Originally published on February 25, 2019.
While February is the shortest month, it has not felt that way around the Texas Capitol. Committees are meeting daily and votes on bills are beginning: over 1,000 Senate Bills have been filed this legislative session. There are many that I’m working on, but I would like to take this opportunity to discuss two bills in particular.
I am a coauthor of Senate Bill 2, the Texas Property Tax Reform and Relief Act of 2019. Property tax is a top priority this legislative session for my constituents; this issue comes up more often any other. The Governor and Lt. Governor agree and are actively pursuing property tax reform. Our bill presents a solution to slow down ever-increasing local tax rates and empower voters to better control their taxes.
A primary objective of the bill is lowering the rollback rate. This rate establishes a tax increase threshold that when passed, triggers an automatic voter-approval election to certify the new tax rate. Currently, that rate is 8%; our bill seeks to move the rate down to 2.5%.
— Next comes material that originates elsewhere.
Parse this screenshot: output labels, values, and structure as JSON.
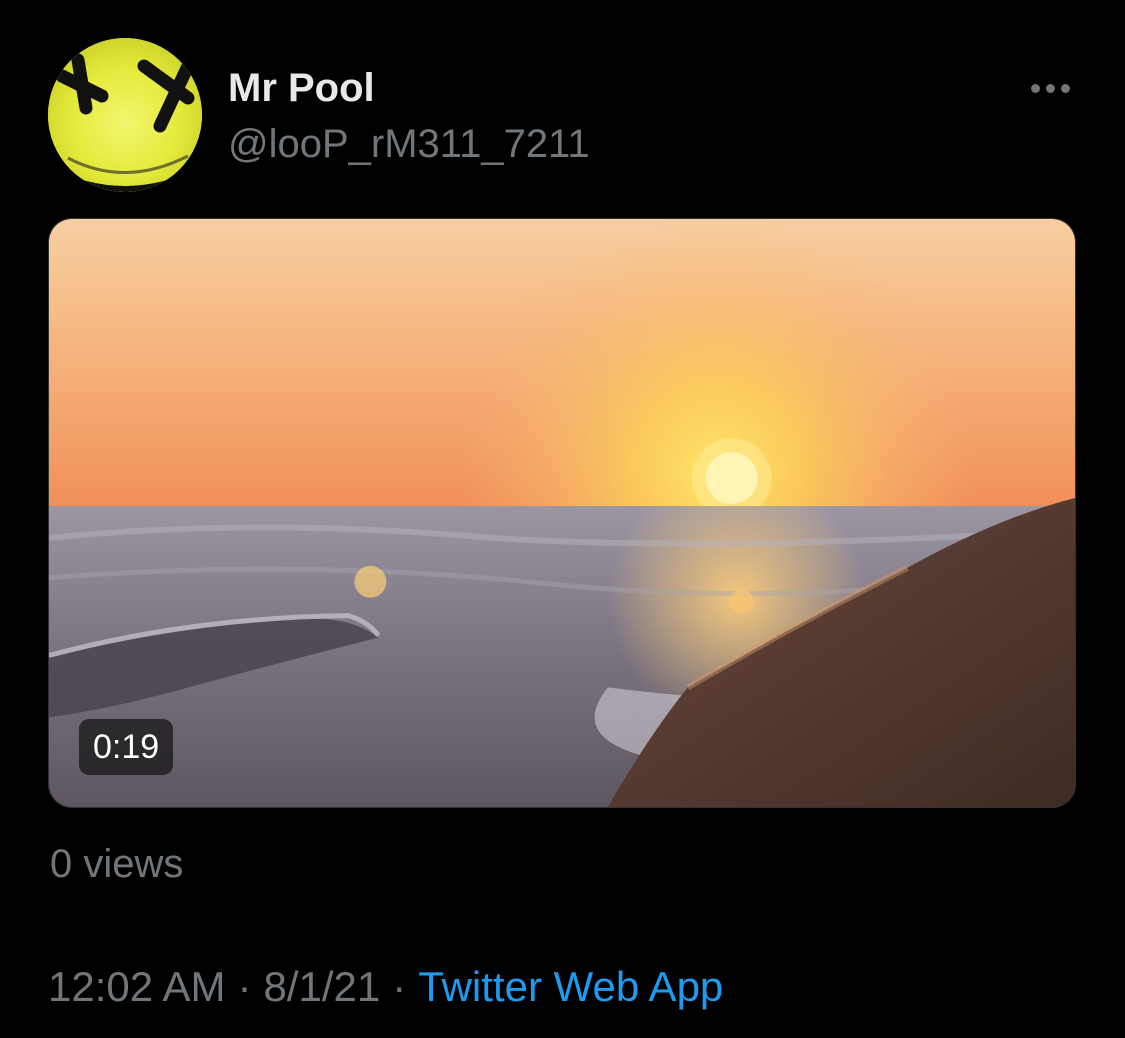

While the move from 8% to 2.5% may seem small, imagine the compounding effect this can have over 5 or 10 years of taxation––all without voter approval. This rollback rate reduction only applies to taxing units with annual revenue that exceed $15 million; smaller districts will remain at the 8% rollback rate with voter opt-in.
The sad reality is local property taxes are forcing residents out of homes. I’m even feeling the heat with a recent property tax increase on my home in Pleasanton. This bill incentivizes local officials to only raise property taxes after bringing the plan before voters (i.e. taxpayers) for approval. It is their money, after all.
As of writing, this bill has passed through the Senate Property Tax Committee and is now pending to be heard on the Senate Floor. Passing meaningful property tax reform is right for you and Texas.
I am also a coauthor of Senate Bill 10, which establishes the Texas Mental Health Care Consortium. This consortium among Texas health institutions will foster collaboration and improve our understanding of mental health issues. Additionally, through my membership on two Senate Committees––Finance and Health & Human Services––I am fighting for a major appropriation for San Antonio State Hospital (SASH). SASH serves 54 counties in central Texas and hundreds of thousands of Senate District 19 constituents. The facility is in desperate need of repair and the capital I am fighting for will allow SASH to better serve our communities.
Otherwise, it was an honor last week to introduce (and the Senate adopt) Senate Resolution 113, officially recognizing February 19, 2019 as Texas Game Warden Day. There are hundreds of dedicated officers patrolling Texas with the commitment of protecting its natural resource and people––as the first Warden in the Texas Legislature, celebrating these men and women was a special day for me.
There are three county Legislative Days coming to the Capitol this week: Pecos County on Tuesday, Crockett and Reeves Counties on Thursday. Eagle Pass Legislative Day will be on Wednesday, March 6, 2019.
The next time you read this column, the filing deadline for all bills will have passed and voting on the Senate floor will occur daily. As always, please contact my Capitol office with all opinions on legislation at (512) 463-0119 or send us an email at District19.Flores@senate.texas.gov. I am here for you; adelante!